From tee to fairway to green, the 18th hole at Pebble Beach presents golfers monumental challenges at every turn. No part of the course is easy; there are no “gimmees.”
That’s been the story for the Wilmington chapter of First Tee as it tries to play through the pandemic. Just like the famous final hole at Pebble Beach, COVID-19 has presented obstacles at every step for the nonprofit, which uses golf to teach life skills.
Social-distancing requirements have curtailed the number of kids it can serve, access to national opportunities, its pool of volunteers, vital fundraisers and general financial support for the program, which is part of the national PGA TOUR First Tee Foundation.

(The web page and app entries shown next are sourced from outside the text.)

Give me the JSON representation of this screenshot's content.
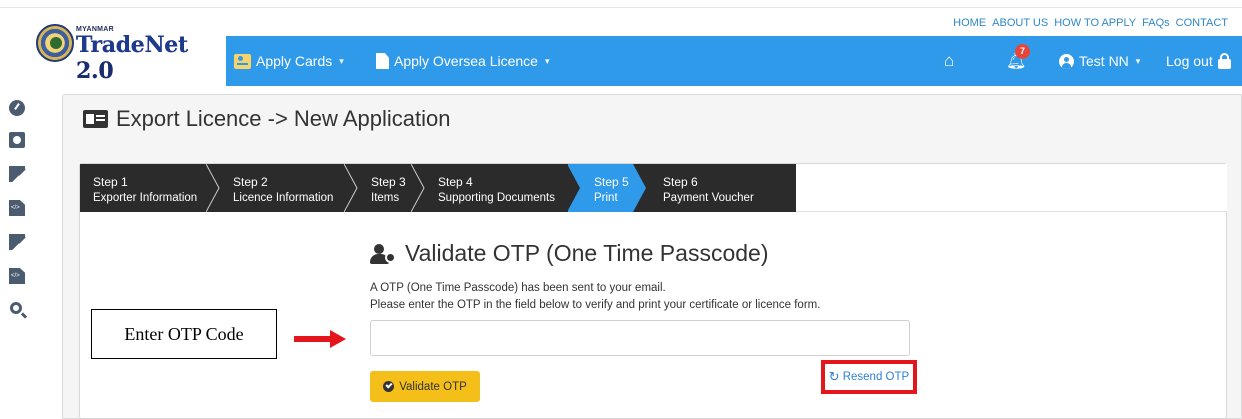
{
  "logo": {
    "top_text": "MYANMAR",
    "brand": "TradeNet",
    "version": "2.0"
  },
  "top_links": [
    "HOME",
    "ABOUT US",
    "HOW TO APPLY",
    "FAQs",
    "CONTACT"
  ],
  "navbar": {
    "apply_cards": "Apply Cards",
    "apply_oversea": "Apply Oversea Licence",
    "notification_count": "7",
    "user": "Test NN",
    "logout": "Log out",
    "color": "#2f9aea"
  },
  "sidebar_icons": [
    "dashboard-icon",
    "id-card-icon",
    "edit-icon",
    "code-file-icon",
    "edit-icon",
    "code-file-icon",
    "search-icon"
  ],
  "panel": {
    "title": "Export Licence -> New Application"
  },
  "steps": [
    {
      "number": "Step 1",
      "label": "Exporter Information",
      "active": false
    },
    {
      "number": "Step 2",
      "label": "Licence Information",
      "active": false
    },
    {
      "number": "Step 3",
      "label": "Items",
      "active": false
    },
    {
      "number": "Step 4",
      "label": "Supporting Documents",
      "active": false
    },
    {
      "number": "Step 5",
      "label": "Print",
      "active": true
    },
    {
      "number": "Step 6",
      "label": "Payment Voucher",
      "active": false
    }
  ],
  "validate": {
    "title": "Validate OTP (One Time Passcode)",
    "line1": "A OTP (One Time Passcode) has been sent to your email.",
    "line2": "Please enter the OTP in the field below to verify and print your certificate or licence form.",
    "otp_value": "",
    "otp_placeholder": "",
    "validate_button": "Validate OTP",
    "resend_link": "Resend OTP"
  },
  "annotation": {
    "label": "Enter OTP Code",
    "highlight_color": "#e4151b"
  }
}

“Historically we had about 480 [participants],” said Gordon Dalgleish, chairman of First Tee of Greater Wilmington. “Now we are down to 230. From a fundraising standpoint ... events that we would have had [such as a] golf tournament back in the summer didn’t work.”
It’s all added up to a pretty dismal scorecard, and First Tee recently announced that local executive director Randy Hofer was leaving as part of efforts to cut operating costs, a step Dalgleish called necessary for the organization to survive the pandemic.
Outreach director Brittany Zachrich will pick up Hofer’s duties for the foreseeable future, Dalgleish wrote in a letter to supporters. Hofer had led the local First Tee chapter since 2014.
“Randy has had a significant impact on the progress we have made, making this a very difficult decision,” Dalgleish wrote. “But it will permit us to realign our expenses more closely with our projected revenues.”
Trying to navigate holes like Pebble Beach No. 18 or Augusta National’s famous No. 12, golfers have to stay positive and make the most of often-disappointing lies. Not all the numbers in Dalgleish’s COVID-19 yardage book are bad.
“There's been a lot of positives,” Dalgleish said Monday. “I've seen more engagement from more people that I'm going to put into the key-influencers category.”
“We're really pleased with a terrific relationship evolving with Cape Fear Country Club,” said Dalgleish, a native of Scotland who, with his brother, Colin, runs Perry Golf, a golf-themed travel business. “We've had some of our participants over at Cape Fear playing with junior members over there.”
As First Tee tries to hit safely out of the monster COVID-19 sand trap, Dalgleish said the organization needs help at multiple levels, from donations to its volunteers corps -- traditionally an older group with a higher-level risk of COVID-19.
Like with a good golf shot, the biggest goal of First Tee is to help kids (especially those from disadvantaged backgrounds) get their lives on a good trajectory.
“It breaks my heart that the ones that we’ve worked with, ones where we are fundamentally changing the trajectory of their lives, are missing that opportunity,” the Wilmington resident said.
But he’s been around enough tough tracks to know that, no matter how difficult it seems, First Tee will get the ball in the hole.
“It's been one step forward, two steps back,” Dalgleish said in a Scottish brogue that can’t help but add cache’ to his obvious passion for the game. “You just have to keep your head down and grind it out.”